EXERCISE: In the records below, find every line that contains "title" and list it.
··· RECORDS FOR THE EXERCISE ···
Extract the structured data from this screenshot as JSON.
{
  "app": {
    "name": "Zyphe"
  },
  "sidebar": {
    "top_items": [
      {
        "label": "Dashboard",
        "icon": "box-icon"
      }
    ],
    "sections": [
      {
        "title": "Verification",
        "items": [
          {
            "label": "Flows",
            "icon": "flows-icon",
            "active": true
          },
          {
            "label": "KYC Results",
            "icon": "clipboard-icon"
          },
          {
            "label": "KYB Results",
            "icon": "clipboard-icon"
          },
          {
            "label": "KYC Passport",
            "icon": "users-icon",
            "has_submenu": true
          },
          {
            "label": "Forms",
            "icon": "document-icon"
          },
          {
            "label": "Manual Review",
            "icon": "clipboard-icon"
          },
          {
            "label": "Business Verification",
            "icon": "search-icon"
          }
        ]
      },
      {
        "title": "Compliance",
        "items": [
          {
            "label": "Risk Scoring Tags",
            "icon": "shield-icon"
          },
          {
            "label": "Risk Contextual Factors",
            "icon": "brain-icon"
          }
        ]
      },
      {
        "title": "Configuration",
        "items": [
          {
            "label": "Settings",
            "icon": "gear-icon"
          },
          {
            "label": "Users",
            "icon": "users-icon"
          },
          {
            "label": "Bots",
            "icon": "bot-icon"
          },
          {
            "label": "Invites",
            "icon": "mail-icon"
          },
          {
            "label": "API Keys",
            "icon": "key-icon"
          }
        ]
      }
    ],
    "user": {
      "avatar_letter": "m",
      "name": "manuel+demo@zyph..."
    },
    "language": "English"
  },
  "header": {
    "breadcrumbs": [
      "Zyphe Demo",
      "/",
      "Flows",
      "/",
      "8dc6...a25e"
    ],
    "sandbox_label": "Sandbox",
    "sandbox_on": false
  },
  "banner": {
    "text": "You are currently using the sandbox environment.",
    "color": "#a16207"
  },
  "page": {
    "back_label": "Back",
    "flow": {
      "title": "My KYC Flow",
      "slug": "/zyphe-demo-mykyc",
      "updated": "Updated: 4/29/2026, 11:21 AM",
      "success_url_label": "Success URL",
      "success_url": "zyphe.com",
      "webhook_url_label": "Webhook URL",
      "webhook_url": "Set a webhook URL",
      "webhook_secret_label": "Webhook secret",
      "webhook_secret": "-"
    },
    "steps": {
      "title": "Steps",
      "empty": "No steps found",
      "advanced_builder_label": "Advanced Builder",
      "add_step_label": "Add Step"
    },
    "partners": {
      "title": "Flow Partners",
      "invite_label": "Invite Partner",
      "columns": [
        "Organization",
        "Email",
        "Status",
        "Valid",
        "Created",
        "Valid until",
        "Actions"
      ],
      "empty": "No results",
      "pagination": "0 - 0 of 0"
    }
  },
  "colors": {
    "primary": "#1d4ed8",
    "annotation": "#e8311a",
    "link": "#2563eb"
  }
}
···
TASK RESPONSE:
        "title": "Verification",
        "title": "Compliance",
        "title": "Configuration",
      "title": "My KYC Flow",
      "title": "Steps",
      "title": "Flow Partners",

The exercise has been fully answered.